The Christian commandments are pretty self-explanatory. Shout at your mother, argue with your father, commit murder, create “graven images” such as an artist’s rendering of Jesus or Yahweh, work on the Sabbath, utter “oh my god,” divorce, wish you had someone else’s car or money or whatever, have an affair, lie, steal—all these acts are strictly forbidden. What most promoters of commandment adherence do not mention is the punishment prescribed for violation—for good reason. It ranges from genocide for violating the graven images commandment to death for goofing on most of the others. (For a more comprehensive list of punishments of specific commandments, please refer to http://www.evilbible.com/ten_commandments.htm.)
Based on our personal values, we believe we can dictate what’s best for everyone else until we’re affected directly by one of those things we’ve previously opposed. For example, Dick Cheney opposed gay marriage until his gay daughter announced her intention to marry her partner. James Brady opposed laws limiting gun use until he was shot during the assassination attempt on Ronald Reagan. But some of us don’t change even when we excuse ourselves from adhering to the same values we’d force others to live by. Author Ayn Rand vehemently opposed programs such as social security, yet reaped their benefits even as she campaigned to outlaw them. Politician Rick Santorum and his wife Karen made the heart-wrenching decision to have a second-trimester abortion to end a pregnancy that threatened Karen’s health. Yet the couple continue to advocate for passage of draconian laws that would deny other women and families the same right they exercised.
Politics is one of the cruelest monsters to cloak itself in traditional values. To vote responsibly and humanely for the common good, it is critical to consult a variety of sources that present not only supporting and opposing viewpoints, but also unbiased accounts, facts unaltered by vested interests. Anyone desiring to be informed cannot rely on accounts from one broadcast network or newspaper to understand events, especially if that paper or network is a political tool, as many of today’s media are. I recently engaged in a political argument with a relative who employs his chosen party’s platform and a strictly personal interpretation of biblical texts to justify a racist, homophobic, misogynistic agenda. Certainly, he is entitled to his opinions, but he is not entitled to exert those opinions on others by forcing them to live as he would have them live. Our debate ended in a shouting match as we failed to respect one another as individuals, damaging the relationship beyond repair.
Because of that argument, however, I realized that my viewpoint is based on certain values that I’ve made “traditional” to myself, affording me better understanding of why characters I create, such as those in “Responsibility” and “Contrition,” choose such disparate paths.
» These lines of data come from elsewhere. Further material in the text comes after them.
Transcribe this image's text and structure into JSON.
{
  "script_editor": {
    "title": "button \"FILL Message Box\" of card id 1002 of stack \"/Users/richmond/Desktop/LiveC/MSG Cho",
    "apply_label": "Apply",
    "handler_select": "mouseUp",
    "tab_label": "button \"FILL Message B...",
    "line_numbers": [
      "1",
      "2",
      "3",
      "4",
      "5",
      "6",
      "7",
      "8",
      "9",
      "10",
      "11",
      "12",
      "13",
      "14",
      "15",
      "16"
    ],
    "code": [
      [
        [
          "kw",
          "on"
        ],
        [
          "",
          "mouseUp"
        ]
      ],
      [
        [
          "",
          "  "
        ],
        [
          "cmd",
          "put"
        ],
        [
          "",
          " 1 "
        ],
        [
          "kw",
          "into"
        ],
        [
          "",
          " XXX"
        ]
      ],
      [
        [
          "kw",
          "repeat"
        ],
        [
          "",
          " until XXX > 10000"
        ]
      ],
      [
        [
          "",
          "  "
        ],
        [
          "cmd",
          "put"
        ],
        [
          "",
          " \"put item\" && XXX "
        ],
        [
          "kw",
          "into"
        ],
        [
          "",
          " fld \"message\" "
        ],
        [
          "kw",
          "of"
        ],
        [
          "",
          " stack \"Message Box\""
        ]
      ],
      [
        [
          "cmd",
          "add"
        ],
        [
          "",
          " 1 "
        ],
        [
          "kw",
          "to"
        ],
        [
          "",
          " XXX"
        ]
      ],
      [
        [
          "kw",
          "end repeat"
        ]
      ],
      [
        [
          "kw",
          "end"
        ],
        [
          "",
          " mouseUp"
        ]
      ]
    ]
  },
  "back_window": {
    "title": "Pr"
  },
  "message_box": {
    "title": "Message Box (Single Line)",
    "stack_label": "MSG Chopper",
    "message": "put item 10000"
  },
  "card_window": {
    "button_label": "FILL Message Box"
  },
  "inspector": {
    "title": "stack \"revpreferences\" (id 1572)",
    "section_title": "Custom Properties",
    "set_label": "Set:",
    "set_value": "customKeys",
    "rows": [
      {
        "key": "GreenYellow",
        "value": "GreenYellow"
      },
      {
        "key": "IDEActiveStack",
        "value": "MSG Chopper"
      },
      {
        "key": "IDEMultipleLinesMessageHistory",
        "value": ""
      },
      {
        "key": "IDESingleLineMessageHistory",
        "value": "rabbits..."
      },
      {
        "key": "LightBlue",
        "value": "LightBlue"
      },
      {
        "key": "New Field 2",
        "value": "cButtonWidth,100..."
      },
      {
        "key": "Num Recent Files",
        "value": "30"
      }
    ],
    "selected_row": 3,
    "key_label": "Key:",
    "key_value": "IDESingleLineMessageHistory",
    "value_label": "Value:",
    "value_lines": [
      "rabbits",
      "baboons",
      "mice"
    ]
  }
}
In “Responsibility,” the old man finally reassesses his values and their effects on others, and accepts responsibility for the rejection of his son that led to the young man’s suicide. In “Contrition,” on the other hand, the Japanese veteran refuses to abandon his traditional values, clinging blindly to his prejudice, rejecting responsibility for the evil he’s perpetrated, condemning himself to an eternity of suffering in arrogant ignorance.
The good thing about the characters in my stories is that they’re fictional. They usually reap the benefits or punishments of their personal karma. Some even come to understand and adopt the one “golden” value traditional to most religions and cultures: Treat others as you would have them treat you. In other words, live and let live.
Life, however, isn’t fiction. And live and let live is sadly the biggest fantasy of all.